The History of Happy Hour
\There are perhaps no two words that, when combined, bring greater delight to our minds than the words “happy hour”. Happy hour brings back memories of fantastic drinks, amazing food or hors d’oeuvres, and unbeatable company, all at a killer price— not to mention at a time in which these things are needed most: after work. However, how often do we ask ourselves, “Where did ‘happy hour’, come from?” Regardless how seldom you ask this question, don’t feel ashamed, for today we are going to discover the history of happy hour.
So, where did happy hour come from?
In response to this question, it really depends on whom you ask. If you were to ask an English professor, he or she would tell you the term happy hour has existed in English literature for centuries. For example, at the end of Act I, Scene II of Shakespeare’s Henry V (1599), King Henry remarks: “Therefore, my lords, omit no happy hour/That may give furtherance to our expedition”. In this early context, happy hour was taken to mean a happy moment or time. This is great and all, but when we generally think of happy hour, we normally conceive of it as taking place in a defined setting, in the presence of low-cost alcohol, and perhaps taking place before dinner. For a more pragmatic description of happy hour’s origins, we can turn to the end of 1920. Following the passage and subsequent enforcement of the 18th amendment and the Volstead Act, the sale and consumption of alcohol became illegal throughout the United States. In response, daring entrepreneurs began hosting “cocktail hours”, also known at the time as “happy hours”, in illegal bars called speakeasies. Clients would visit these underground venues to consume alcohol, such as Mimosas or Bloody Marys, before going out to eat at restaurants.
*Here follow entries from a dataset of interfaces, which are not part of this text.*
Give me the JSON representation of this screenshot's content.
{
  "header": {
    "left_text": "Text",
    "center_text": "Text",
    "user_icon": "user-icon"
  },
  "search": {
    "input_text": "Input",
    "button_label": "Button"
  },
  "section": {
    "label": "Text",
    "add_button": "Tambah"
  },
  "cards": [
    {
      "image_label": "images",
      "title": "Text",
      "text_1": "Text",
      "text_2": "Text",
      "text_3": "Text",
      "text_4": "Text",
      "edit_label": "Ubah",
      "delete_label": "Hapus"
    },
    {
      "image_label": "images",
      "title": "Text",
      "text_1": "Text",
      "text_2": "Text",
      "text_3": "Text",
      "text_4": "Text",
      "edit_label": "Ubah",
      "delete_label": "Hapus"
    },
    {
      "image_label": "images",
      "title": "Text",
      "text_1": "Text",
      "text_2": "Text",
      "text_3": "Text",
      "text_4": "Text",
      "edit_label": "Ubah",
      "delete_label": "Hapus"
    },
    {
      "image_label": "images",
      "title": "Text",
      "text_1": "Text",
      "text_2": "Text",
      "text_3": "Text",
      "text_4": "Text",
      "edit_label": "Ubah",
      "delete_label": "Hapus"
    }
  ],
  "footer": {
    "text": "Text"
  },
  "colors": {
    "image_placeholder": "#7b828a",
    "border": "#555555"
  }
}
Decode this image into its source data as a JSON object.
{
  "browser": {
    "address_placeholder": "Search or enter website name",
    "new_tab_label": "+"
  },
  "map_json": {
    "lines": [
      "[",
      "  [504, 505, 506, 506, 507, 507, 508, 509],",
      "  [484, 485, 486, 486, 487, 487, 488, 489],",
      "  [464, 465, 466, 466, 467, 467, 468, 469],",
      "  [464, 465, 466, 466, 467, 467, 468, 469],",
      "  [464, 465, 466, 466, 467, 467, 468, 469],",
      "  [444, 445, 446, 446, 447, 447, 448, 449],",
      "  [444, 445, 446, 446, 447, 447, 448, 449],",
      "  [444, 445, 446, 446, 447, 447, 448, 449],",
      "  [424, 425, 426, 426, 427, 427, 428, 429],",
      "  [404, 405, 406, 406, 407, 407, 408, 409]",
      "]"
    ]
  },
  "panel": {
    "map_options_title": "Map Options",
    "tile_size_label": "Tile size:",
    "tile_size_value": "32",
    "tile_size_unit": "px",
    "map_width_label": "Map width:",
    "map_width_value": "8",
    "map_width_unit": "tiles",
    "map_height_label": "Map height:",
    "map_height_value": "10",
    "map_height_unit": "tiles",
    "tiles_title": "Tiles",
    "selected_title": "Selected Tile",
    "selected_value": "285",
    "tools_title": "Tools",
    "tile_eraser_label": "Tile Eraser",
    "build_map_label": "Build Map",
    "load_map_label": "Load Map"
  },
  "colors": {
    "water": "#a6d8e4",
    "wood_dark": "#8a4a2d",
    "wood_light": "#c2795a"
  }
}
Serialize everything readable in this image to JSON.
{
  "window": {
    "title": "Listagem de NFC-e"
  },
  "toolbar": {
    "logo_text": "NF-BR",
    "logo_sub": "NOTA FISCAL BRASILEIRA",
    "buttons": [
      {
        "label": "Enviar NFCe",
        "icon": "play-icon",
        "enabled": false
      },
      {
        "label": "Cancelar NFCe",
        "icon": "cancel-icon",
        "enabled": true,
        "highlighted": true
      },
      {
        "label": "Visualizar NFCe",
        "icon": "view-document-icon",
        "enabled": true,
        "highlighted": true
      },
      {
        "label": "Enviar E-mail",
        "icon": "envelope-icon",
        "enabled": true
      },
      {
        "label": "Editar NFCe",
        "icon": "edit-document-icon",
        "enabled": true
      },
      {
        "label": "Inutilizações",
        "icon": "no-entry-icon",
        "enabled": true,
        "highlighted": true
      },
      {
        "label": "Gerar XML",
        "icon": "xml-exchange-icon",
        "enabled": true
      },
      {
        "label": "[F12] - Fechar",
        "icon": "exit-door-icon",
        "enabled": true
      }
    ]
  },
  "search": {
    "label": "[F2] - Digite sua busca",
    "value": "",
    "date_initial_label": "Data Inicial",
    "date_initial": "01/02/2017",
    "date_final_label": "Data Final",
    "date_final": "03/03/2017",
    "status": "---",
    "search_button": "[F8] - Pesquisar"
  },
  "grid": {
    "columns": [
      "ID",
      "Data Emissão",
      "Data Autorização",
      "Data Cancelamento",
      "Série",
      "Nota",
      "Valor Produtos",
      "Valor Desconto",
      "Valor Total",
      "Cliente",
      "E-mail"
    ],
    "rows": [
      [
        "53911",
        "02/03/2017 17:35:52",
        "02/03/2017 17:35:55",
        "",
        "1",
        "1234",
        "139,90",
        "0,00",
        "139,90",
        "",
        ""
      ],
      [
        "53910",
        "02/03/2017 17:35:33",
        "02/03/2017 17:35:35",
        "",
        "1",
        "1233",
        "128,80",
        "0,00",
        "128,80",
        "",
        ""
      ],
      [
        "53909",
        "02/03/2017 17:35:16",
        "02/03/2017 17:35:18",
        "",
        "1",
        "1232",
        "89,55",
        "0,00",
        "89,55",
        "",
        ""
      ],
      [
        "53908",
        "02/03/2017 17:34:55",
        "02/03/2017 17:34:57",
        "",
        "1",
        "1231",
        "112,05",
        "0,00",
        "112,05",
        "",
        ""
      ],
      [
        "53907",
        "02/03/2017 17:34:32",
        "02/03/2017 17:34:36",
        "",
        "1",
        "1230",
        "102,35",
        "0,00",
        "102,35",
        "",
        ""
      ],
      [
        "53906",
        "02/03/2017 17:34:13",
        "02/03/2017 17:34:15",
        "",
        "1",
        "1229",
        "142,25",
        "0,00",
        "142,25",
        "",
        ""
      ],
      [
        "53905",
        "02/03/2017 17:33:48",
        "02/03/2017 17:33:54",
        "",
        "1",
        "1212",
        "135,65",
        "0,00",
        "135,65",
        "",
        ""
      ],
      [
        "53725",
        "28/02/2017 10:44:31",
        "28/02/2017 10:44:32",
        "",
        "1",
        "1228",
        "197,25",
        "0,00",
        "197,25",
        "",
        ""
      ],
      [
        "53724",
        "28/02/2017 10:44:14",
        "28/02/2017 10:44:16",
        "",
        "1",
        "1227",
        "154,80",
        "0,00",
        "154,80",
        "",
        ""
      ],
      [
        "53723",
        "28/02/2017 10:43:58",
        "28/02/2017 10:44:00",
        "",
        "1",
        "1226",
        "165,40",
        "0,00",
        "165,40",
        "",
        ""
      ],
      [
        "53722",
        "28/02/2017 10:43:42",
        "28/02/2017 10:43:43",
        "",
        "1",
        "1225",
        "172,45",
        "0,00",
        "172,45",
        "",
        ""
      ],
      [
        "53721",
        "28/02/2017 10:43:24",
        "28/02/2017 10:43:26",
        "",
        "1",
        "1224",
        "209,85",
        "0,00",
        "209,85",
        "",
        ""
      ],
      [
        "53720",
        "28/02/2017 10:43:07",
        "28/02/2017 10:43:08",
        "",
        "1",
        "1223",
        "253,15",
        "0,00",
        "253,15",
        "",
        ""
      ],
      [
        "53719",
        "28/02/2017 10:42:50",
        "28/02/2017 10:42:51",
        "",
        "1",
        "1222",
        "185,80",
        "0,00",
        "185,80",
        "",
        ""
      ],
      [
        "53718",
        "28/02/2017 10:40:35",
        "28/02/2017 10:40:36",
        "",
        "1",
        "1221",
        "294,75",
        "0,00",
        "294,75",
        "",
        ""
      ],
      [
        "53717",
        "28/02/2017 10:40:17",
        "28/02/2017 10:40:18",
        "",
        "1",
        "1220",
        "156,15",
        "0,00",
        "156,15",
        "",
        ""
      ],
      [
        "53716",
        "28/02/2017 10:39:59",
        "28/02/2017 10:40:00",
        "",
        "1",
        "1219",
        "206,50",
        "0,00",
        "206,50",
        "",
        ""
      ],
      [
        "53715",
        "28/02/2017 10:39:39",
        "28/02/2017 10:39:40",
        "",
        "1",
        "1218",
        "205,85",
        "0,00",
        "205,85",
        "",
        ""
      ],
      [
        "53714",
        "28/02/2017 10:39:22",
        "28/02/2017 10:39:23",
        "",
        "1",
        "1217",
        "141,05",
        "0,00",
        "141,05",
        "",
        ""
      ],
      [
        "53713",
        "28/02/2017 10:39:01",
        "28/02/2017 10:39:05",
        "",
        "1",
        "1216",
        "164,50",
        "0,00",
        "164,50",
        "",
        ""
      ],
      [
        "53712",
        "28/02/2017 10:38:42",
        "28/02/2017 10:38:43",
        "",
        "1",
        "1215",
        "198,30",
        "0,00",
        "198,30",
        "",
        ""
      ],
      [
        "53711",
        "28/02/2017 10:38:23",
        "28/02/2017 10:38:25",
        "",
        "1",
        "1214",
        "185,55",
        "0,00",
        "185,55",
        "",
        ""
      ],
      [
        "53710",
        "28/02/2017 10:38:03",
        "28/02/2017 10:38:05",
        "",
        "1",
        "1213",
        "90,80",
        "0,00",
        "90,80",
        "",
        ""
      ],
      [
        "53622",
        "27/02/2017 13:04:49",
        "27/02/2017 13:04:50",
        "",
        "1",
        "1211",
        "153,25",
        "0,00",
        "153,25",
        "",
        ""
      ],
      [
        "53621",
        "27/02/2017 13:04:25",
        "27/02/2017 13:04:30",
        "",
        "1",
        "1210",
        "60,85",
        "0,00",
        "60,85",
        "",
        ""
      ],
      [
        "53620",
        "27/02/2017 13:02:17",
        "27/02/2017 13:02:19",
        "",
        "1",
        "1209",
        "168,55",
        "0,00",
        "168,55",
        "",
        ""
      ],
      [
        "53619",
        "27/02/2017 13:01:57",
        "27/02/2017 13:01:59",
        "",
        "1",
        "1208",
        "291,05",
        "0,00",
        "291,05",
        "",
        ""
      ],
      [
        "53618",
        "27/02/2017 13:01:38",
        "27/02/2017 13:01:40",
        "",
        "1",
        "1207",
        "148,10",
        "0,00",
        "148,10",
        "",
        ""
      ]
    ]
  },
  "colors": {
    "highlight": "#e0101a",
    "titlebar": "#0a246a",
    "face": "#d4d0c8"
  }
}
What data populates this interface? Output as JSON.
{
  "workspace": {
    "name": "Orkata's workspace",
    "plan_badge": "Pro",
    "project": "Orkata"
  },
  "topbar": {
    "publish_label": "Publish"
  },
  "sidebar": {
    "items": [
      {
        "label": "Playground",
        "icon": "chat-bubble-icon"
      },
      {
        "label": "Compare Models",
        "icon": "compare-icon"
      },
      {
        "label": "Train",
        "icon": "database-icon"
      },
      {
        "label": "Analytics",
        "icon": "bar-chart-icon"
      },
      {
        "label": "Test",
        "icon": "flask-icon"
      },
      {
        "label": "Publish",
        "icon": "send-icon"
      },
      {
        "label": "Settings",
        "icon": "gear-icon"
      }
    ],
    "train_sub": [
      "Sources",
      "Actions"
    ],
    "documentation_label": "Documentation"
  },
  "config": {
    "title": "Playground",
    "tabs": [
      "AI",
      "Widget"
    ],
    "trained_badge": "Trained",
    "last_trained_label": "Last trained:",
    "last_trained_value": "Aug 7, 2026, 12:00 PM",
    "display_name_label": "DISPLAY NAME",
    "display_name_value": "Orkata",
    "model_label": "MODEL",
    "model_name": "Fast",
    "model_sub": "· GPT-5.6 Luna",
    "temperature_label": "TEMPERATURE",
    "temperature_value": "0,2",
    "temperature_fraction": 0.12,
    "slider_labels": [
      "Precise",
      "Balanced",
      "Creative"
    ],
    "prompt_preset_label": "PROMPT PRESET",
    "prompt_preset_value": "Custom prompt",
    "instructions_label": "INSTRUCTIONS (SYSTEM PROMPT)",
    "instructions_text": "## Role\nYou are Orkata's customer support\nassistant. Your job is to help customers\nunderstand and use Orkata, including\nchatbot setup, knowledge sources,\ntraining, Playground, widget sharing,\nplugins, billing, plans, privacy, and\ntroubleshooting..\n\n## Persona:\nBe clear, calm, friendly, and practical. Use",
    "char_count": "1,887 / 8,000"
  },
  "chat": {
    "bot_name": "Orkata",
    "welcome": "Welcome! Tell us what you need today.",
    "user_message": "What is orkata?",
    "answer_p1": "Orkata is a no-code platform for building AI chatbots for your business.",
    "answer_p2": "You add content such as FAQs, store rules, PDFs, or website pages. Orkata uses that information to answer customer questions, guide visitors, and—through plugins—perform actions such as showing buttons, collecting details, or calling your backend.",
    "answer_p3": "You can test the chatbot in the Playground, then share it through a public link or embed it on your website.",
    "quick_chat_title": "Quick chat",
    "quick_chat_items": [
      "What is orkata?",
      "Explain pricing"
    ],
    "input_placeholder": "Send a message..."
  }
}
Thus, for many restaurant-goers, happy hour served as a crucial element of going out to eat, even if happy hour was subversive to Prohibition and the legal system of the United States. The practice of drinking before mealtime would continue after the ultimate end of prohibition. However, according to Marcus Samuelson, the term happy hour would not become widespread among the general American public until the 1959 publication of the Saturday Evening Post, in which the term was used in conjunction with describing military life. Following publication, bars and restaurants quickly began using the term as a way to draw customers in, and voila! The rest is history.